[EXERCISE GOAL]
Every entry is to be returned exactly as it stands; the pictures are to be dropped.

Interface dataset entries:
┄┄┄┄┄┄┄┄┄┄┄┄┄┄┄┄┄┄┄┄

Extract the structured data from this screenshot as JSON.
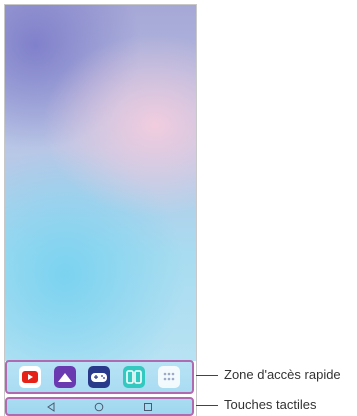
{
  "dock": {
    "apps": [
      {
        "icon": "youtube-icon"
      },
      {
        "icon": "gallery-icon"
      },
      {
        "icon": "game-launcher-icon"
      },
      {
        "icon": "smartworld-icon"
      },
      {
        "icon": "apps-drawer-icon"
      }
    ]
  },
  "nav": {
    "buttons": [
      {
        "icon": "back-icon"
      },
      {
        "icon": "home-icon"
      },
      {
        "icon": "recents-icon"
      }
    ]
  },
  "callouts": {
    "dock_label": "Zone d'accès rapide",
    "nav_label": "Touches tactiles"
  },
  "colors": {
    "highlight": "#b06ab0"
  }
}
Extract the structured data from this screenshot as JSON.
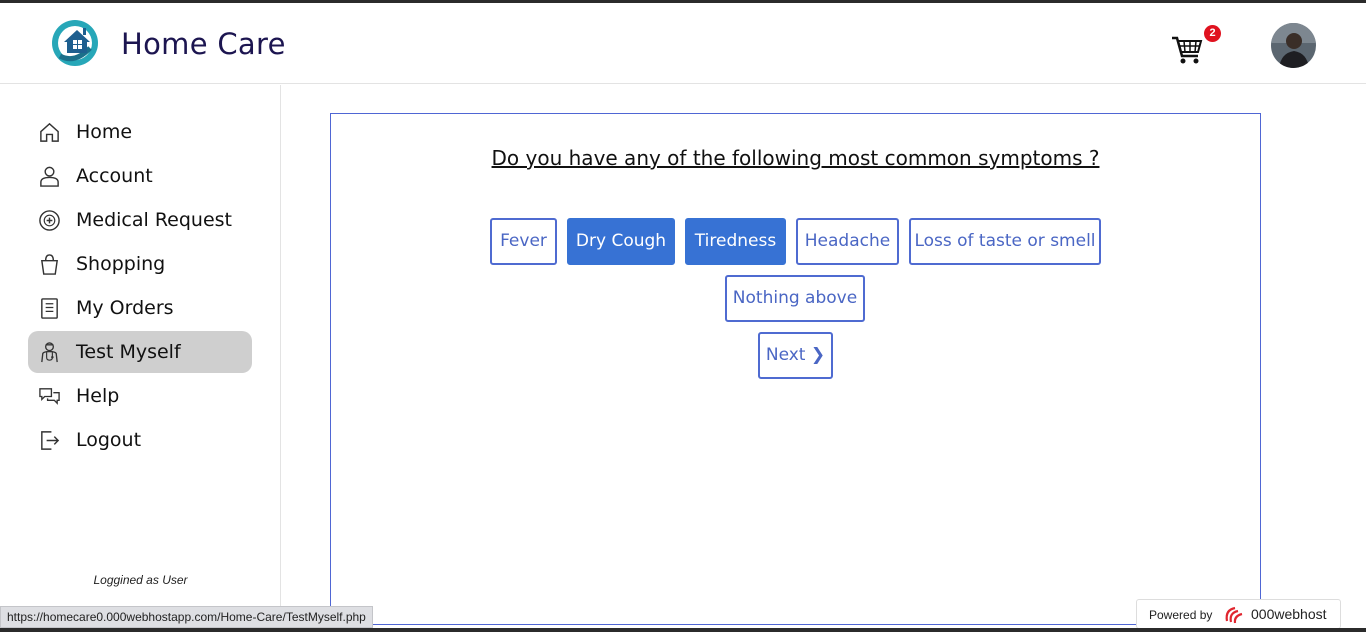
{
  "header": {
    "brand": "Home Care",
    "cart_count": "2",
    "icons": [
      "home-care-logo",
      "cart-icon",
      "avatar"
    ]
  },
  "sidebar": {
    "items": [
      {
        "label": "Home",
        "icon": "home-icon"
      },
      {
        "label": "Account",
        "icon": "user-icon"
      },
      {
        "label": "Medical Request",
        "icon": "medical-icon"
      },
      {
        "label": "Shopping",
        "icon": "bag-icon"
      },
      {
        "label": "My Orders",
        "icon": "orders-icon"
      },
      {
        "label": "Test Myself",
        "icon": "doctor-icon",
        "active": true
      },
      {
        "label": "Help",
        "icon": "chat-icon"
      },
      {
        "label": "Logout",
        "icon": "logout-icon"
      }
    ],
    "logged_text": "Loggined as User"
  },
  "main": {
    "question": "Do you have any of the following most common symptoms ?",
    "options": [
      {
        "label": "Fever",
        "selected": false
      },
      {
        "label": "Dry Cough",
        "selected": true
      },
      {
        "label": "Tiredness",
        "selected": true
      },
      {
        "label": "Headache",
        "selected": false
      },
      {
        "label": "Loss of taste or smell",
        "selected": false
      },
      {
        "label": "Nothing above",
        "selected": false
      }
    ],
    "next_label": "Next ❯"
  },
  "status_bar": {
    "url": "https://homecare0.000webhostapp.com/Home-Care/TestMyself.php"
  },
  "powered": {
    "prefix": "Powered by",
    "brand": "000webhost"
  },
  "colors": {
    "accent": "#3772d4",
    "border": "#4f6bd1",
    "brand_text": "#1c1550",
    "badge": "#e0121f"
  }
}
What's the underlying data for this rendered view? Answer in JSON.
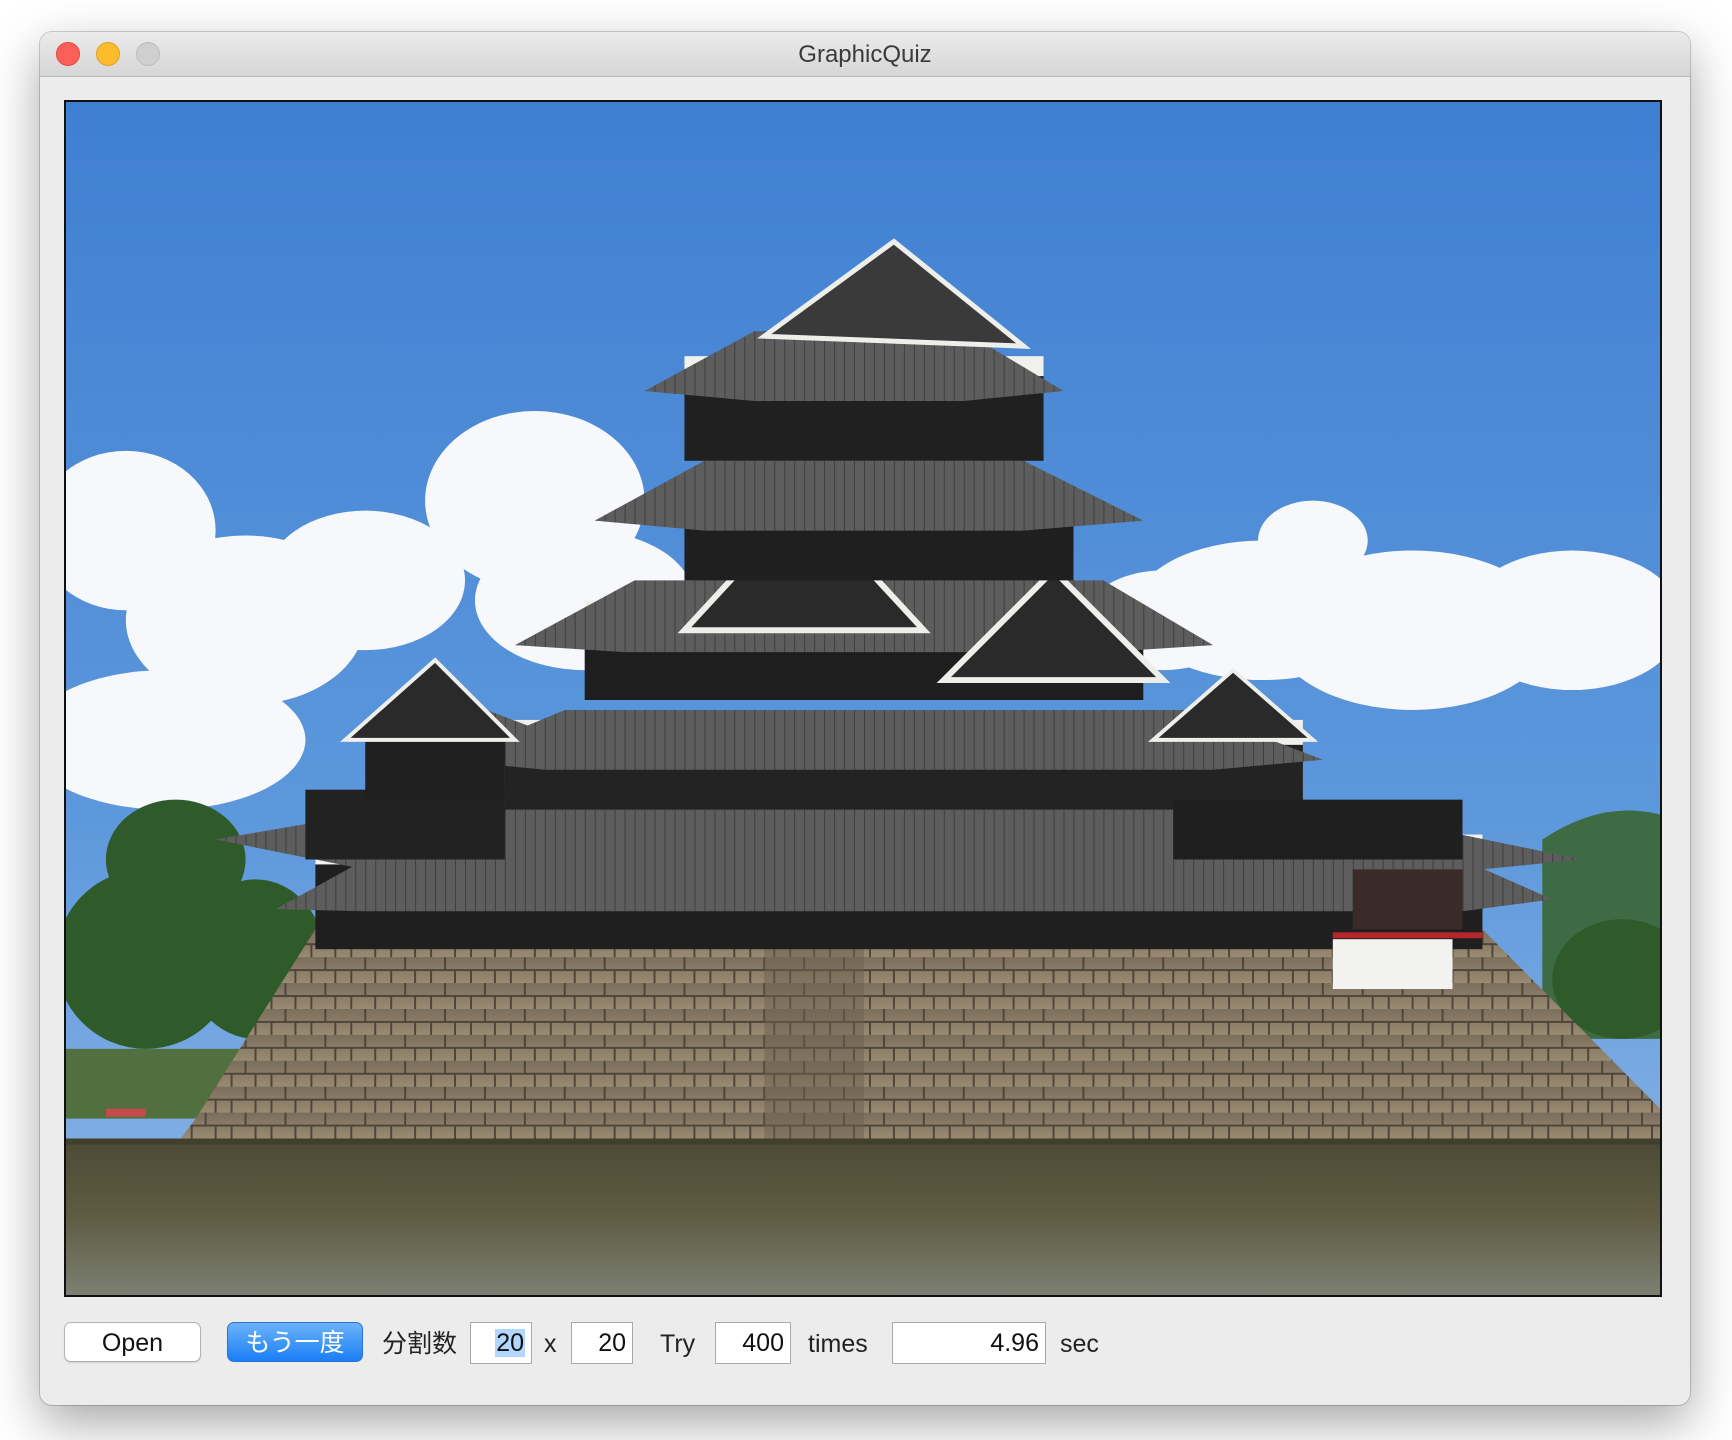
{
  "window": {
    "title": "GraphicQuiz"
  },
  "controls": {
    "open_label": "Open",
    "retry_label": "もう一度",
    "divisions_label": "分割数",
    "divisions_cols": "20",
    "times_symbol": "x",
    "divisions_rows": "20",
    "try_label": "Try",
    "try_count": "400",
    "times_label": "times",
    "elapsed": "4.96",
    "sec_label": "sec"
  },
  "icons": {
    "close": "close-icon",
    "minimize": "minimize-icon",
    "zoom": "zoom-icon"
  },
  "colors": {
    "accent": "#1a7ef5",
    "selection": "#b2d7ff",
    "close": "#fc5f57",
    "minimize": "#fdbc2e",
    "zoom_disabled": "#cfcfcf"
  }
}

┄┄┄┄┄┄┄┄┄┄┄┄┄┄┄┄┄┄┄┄

[ANSWER FOR THE TASK]
Extract the structured data from this screenshot as JSON.
{
  "dock": {
    "apps": [
      {
        "icon": "youtube-icon"
      },
      {
        "icon": "gallery-icon"
      },
      {
        "icon": "game-launcher-icon"
      },
      {
        "icon": "smartworld-icon"
      },
      {
        "icon": "apps-drawer-icon"
      }
    ]
  },
  "nav": {
    "buttons": [
      {
        "icon": "back-icon"
      },
      {
        "icon": "home-icon"
      },
      {
        "icon": "recents-icon"
      }
    ]
  },
  "callouts": {
    "dock_label": "Zone d'accès rapide",
    "nav_label": "Touches tactiles"
  },
  "colors": {
    "highlight": "#b06ab0"
  }
}
Extract the structured data from this screenshot as JSON.
{
  "header": {
    "brand": "Home Care",
    "cart_count": "2",
    "icons": [
      "home-care-logo",
      "cart-icon",
      "avatar"
    ]
  },
  "sidebar": {
    "items": [
      {
        "label": "Home",
        "icon": "home-icon"
      },
      {
        "label": "Account",
        "icon": "user-icon"
      },
      {
        "label": "Medical Request",
        "icon": "medical-icon"
      },
      {
        "label": "Shopping",
        "icon": "bag-icon"
      },
      {
        "label": "My Orders",
        "icon": "orders-icon"
      },
      {
        "label": "Test Myself",
        "icon": "doctor-icon",
        "active": true
      },
      {
        "label": "Help",
        "icon": "chat-icon"
      },
      {
        "label": "Logout",
        "icon": "logout-icon"
      }
    ],
    "logged_text": "Loggined as User"
  },
  "main": {
    "question": "Do you have any of the following most common symptoms ?",
    "options": [
      {
        "label": "Fever",
        "selected": false
      },
      {
        "label": "Dry Cough",
        "selected": true
      },
      {
        "label": "Tiredness",
        "selected": true
      },
      {
        "label": "Headache",
        "selected": false
      },
      {
        "label": "Loss of taste or smell",
        "selected": false
      },
      {
        "label": "Nothing above",
        "selected": false
      }
    ],
    "next_label": "Next ❯"
  },
  "status_bar": {
    "url": "https://homecare0.000webhostapp.com/Home-Care/TestMyself.php"
  },
  "powered": {
    "prefix": "Powered by",
    "brand": "000webhost"
  },
  "colors": {
    "accent": "#3772d4",
    "border": "#4f6bd1",
    "brand_text": "#1c1550",
    "badge": "#e0121f"
  }
}
What's the underlying data for this rendered view? Answer in JSON.
{
  "window": {
    "title": "GraphicQuiz"
  },
  "controls": {
    "open_label": "Open",
    "retry_label": "もう一度",
    "divisions_label": "分割数",
    "divisions_cols": "20",
    "times_symbol": "x",
    "divisions_rows": "20",
    "try_label": "Try",
    "try_count": "400",
    "times_label": "times",
    "elapsed": "4.96",
    "sec_label": "sec"
  },
  "icons": {
    "close": "close-icon",
    "minimize": "minimize-icon",
    "zoom": "zoom-icon"
  },
  "colors": {
    "accent": "#1a7ef5",
    "selection": "#b2d7ff",
    "close": "#fc5f57",
    "minimize": "#fdbc2e",
    "zoom_disabled": "#cfcfcf"
  }
}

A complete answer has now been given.